⟨

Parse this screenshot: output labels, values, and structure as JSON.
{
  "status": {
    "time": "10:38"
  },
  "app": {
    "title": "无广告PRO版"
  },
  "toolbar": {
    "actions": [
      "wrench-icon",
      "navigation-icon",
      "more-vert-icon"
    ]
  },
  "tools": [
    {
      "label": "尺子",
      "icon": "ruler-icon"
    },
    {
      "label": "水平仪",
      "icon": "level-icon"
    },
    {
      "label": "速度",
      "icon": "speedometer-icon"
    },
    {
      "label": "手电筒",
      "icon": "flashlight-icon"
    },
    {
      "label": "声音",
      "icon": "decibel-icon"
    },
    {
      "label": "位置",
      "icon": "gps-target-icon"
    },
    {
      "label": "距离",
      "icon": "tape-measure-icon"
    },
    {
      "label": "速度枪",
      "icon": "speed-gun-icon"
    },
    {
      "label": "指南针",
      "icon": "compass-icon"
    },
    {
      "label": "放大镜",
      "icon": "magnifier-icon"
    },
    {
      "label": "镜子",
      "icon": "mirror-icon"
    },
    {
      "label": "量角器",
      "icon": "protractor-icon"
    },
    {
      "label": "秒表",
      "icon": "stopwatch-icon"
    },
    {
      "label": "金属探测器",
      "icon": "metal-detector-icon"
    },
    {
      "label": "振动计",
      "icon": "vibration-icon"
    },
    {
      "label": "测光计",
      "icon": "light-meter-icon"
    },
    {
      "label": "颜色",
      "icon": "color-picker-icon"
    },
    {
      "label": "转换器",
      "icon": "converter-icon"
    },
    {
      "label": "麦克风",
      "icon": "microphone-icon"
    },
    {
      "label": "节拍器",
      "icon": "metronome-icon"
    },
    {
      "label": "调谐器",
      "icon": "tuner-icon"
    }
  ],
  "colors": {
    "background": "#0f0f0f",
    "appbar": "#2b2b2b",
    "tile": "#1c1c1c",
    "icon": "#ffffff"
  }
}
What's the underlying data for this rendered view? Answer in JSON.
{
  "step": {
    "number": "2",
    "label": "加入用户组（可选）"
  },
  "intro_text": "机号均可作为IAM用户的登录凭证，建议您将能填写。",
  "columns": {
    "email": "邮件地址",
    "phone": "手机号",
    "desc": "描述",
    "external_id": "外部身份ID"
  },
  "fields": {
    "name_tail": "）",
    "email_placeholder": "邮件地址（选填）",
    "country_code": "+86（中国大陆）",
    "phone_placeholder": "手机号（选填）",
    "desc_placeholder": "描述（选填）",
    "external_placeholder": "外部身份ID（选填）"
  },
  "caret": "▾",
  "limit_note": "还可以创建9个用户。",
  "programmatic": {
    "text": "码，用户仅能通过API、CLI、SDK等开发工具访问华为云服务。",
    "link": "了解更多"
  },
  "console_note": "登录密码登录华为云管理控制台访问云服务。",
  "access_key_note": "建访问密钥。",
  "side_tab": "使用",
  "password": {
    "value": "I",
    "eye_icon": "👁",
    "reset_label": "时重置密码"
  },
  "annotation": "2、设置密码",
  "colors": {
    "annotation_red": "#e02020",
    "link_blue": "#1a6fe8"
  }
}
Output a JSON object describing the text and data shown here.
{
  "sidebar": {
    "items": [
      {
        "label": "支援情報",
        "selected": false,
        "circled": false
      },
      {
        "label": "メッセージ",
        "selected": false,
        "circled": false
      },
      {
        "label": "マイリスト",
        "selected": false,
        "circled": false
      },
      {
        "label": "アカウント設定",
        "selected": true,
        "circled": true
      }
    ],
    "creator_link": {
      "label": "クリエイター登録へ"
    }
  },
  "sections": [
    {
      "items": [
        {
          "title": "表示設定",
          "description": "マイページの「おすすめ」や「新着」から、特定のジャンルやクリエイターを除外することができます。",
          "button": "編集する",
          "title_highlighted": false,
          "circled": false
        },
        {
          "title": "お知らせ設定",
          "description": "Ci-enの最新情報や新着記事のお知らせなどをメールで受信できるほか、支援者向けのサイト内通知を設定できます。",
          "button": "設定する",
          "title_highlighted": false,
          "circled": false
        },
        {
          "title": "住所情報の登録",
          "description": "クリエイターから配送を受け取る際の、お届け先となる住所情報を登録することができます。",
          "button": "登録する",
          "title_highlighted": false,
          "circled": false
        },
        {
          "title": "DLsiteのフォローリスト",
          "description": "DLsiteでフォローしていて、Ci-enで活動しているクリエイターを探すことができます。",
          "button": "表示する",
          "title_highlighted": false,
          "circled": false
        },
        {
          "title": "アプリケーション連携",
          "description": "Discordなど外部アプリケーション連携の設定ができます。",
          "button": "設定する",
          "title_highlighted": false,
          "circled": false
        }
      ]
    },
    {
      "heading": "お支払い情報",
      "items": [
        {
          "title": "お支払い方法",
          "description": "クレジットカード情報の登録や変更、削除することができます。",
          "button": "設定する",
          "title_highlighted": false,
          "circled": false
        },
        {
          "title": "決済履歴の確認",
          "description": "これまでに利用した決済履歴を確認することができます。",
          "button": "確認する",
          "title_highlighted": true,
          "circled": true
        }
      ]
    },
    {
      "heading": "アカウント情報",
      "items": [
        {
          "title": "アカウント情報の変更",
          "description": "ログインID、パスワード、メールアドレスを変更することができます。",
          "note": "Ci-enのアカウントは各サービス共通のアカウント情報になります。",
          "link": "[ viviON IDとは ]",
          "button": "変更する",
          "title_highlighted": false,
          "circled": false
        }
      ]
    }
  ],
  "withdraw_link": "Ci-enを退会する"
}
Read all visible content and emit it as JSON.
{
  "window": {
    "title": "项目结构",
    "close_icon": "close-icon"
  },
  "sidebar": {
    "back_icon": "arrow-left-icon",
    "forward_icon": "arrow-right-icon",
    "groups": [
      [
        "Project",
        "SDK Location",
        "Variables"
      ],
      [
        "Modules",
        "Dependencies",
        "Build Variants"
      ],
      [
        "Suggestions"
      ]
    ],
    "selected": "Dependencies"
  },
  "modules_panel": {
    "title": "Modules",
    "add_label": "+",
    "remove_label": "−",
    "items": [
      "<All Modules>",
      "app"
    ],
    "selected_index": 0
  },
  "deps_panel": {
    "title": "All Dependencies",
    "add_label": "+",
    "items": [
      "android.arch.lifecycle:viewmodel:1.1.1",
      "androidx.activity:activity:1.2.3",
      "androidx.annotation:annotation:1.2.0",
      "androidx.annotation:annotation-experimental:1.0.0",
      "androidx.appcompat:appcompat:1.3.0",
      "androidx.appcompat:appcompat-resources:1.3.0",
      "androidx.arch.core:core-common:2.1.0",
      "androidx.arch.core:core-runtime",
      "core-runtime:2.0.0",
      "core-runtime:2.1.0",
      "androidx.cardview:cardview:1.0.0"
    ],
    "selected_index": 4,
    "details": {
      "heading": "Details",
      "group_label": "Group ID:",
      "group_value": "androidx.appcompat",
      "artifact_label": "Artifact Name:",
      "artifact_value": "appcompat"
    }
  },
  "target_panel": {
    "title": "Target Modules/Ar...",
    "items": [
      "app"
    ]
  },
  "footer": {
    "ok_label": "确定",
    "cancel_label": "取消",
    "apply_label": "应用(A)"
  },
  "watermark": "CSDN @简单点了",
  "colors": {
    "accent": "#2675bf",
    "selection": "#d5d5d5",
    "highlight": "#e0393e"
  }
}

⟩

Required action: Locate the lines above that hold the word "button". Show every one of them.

Output of the exercise:
          "button": "編集する",
          "button": "設定する",
          "button": "登録する",
          "button": "表示する",
          "button": "設定する",
          "button": "設定する",
          "button": "確認する",
          "button": "変更する",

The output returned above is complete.